left by the time I got there, so I didn't overeat today.
Weeping beech tree in Arnold Arboretum
It was another beautiful day in the Arboretum, and the trails were dry
enough that I took the Sargent Path past my favorite tree, the weeping
beech on the back side of Bussey Hill. I rode with Robert Davis and his
DaHon off and on all the way from Jamaica Plain to Harvard Square.
Strangely enough, when we split in Brookline, he on Kent St., me on the
Muddy River Path, I encountered another guy on a DaHon! Robert
was riding a folder because he wore through the rear rim on his
commuting bike this morning, the same thing that happened to me on
my way home last Tuesday! The past winter was harder on rims--more
sand, perhaps--than others in recent memory.
There were no breakfasts today, but the City of Cambridge was handing out gifts to bike commuters: Boston Bike Maps, of which you can never have enough. Yesterday, Stephanie told me she'd be right on my commuting route where the Charles River Bikepath crosses JFK St. near Harvard Square, so we stopped, and everyone admired Robert's DaHon. I think that this has been the first Bike Week in my memory when it didn't rain on any commuting days!
Starting out at Somerville City Hall
It wasn't raining Saturday morning, so I biked up to Somerville for the
third annual Historic Tour of Somerville. I haven't made it to any of
the previous rides, though my friends on the Somerville Bike Committee
me to go. I lived in Somerville for a year, and just across the border
in Cambridge for the seven years before that, so I know my way around
the city and have an interest in its history. It did rain a bit after
we started riding, but for less than half an hour out of the 3-1/2 hours
of the ride. Brandon Wilson, the executive director of the Somerville
Historic Preservation Commission, told us about the historic places we
passed, including the politics of how they got or are being preserved,
and several members of the Commission opened their homes to our group
of over 30 cyclists. Members of the Somerville Bicycle Committee Ron
Newman and Greg Palmer, Historical Preservation Commission member Dick
Bauer, and a Somerville bicycle cop kept the ride together and got us
all safely across intersections. Robert Winters, a member of the
Middlesex Canal Association, told us of the history and route of the
canal in Somerville, and we followed it for a bit.
Doug and Claudia heading out for dim sum

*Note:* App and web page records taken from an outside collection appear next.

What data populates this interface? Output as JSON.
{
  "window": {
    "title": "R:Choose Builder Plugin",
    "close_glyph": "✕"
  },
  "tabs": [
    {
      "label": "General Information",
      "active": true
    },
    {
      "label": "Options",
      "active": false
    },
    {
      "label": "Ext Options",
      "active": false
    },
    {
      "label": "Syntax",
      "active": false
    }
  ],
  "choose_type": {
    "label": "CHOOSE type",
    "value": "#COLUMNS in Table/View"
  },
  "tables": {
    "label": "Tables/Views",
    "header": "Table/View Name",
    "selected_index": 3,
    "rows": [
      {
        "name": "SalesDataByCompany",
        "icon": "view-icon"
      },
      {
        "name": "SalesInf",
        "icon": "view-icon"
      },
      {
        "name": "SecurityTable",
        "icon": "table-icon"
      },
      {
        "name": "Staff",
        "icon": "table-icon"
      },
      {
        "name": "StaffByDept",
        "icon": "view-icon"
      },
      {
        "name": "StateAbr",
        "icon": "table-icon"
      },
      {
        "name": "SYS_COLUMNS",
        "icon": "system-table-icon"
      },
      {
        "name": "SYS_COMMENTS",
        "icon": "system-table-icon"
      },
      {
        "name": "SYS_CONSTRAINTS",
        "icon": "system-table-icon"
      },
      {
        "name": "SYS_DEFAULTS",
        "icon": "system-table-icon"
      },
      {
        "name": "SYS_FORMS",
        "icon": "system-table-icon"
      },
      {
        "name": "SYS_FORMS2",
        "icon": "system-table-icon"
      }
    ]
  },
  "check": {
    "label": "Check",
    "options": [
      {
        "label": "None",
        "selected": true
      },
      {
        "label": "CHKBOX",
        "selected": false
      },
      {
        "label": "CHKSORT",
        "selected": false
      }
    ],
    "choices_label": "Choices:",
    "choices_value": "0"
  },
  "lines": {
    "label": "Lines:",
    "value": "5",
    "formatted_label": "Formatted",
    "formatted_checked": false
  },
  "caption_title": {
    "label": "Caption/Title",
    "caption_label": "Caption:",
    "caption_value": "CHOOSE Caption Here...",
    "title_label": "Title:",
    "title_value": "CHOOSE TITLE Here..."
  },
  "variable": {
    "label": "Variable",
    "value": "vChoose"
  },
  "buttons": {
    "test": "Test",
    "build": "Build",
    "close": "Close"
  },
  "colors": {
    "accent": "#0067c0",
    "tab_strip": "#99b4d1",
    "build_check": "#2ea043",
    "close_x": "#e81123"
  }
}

|Today I didn't attend any bike events because my wedding anniversary was Friday, and my wife, Claudia, and I traditionally go out for dim sum in Chinatown on the closest Sunday. There is a bike element, as we usually bike downtown, an easy trip on the Southwest Corridor, Columbus Ave., and Stuart St. It's much easier than driving, and not much slower, especially since our usual Chinatown parking lot on Washington St. has turned into a very big hole in the ground. We had great dim sum at The Emperor's Garden, no rain feel on either part of our ride, and the sun even came out after we got home.|